→ Task objective:
From the listing below, return every line with the string "shortcut" in it.

→ Raw data:

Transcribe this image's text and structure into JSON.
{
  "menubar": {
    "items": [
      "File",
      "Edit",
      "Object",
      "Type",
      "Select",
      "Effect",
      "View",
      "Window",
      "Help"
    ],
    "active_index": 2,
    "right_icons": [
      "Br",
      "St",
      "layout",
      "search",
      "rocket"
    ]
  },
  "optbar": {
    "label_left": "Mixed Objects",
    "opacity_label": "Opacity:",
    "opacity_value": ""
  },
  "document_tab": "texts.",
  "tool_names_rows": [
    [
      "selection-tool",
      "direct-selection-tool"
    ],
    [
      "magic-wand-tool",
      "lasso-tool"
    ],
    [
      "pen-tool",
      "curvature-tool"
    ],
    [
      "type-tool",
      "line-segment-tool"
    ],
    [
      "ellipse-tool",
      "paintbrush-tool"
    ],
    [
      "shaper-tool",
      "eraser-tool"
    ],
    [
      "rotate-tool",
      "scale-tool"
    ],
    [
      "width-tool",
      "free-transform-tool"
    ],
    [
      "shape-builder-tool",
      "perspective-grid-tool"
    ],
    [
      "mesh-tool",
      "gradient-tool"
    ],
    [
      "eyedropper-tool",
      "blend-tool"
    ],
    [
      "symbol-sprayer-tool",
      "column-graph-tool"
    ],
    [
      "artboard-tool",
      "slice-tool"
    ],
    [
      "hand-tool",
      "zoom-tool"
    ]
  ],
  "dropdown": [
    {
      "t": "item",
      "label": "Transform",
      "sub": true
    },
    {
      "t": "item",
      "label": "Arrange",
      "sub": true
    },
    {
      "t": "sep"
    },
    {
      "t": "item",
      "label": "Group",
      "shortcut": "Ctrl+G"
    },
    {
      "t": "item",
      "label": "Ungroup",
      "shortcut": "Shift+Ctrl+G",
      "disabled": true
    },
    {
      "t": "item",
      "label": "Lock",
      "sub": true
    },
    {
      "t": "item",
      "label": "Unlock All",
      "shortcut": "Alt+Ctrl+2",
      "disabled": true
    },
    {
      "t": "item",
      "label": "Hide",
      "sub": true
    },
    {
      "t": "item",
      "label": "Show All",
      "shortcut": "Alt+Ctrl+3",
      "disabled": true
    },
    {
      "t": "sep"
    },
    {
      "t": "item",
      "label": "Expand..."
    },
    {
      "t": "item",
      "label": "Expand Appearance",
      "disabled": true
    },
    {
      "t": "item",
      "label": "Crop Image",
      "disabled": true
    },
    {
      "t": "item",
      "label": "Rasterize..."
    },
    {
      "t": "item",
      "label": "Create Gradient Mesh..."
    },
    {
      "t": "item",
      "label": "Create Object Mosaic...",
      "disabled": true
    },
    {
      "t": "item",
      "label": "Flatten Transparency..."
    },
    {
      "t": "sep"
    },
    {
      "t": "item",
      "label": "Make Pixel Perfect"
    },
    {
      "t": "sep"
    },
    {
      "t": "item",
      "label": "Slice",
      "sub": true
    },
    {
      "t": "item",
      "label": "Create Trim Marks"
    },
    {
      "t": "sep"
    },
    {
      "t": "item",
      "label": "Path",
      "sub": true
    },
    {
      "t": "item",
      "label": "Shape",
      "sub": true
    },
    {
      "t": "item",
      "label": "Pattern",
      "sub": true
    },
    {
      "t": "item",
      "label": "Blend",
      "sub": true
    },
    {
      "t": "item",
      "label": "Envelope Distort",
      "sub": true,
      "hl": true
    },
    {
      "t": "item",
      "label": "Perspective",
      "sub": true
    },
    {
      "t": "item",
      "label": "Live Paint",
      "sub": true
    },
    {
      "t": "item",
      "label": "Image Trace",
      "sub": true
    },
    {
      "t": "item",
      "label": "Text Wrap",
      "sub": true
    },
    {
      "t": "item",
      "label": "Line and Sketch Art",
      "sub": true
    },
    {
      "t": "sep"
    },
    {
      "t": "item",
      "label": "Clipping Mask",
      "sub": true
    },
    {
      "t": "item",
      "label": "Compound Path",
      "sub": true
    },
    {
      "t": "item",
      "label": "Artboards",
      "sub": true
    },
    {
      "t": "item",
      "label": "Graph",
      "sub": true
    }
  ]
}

→ Answer space:
      "shortcut": "Ctrl+G"
      "shortcut": "Shift+Ctrl+G",
      "shortcut": "Alt+Ctrl+2",
      "shortcut": "Alt+Ctrl+3",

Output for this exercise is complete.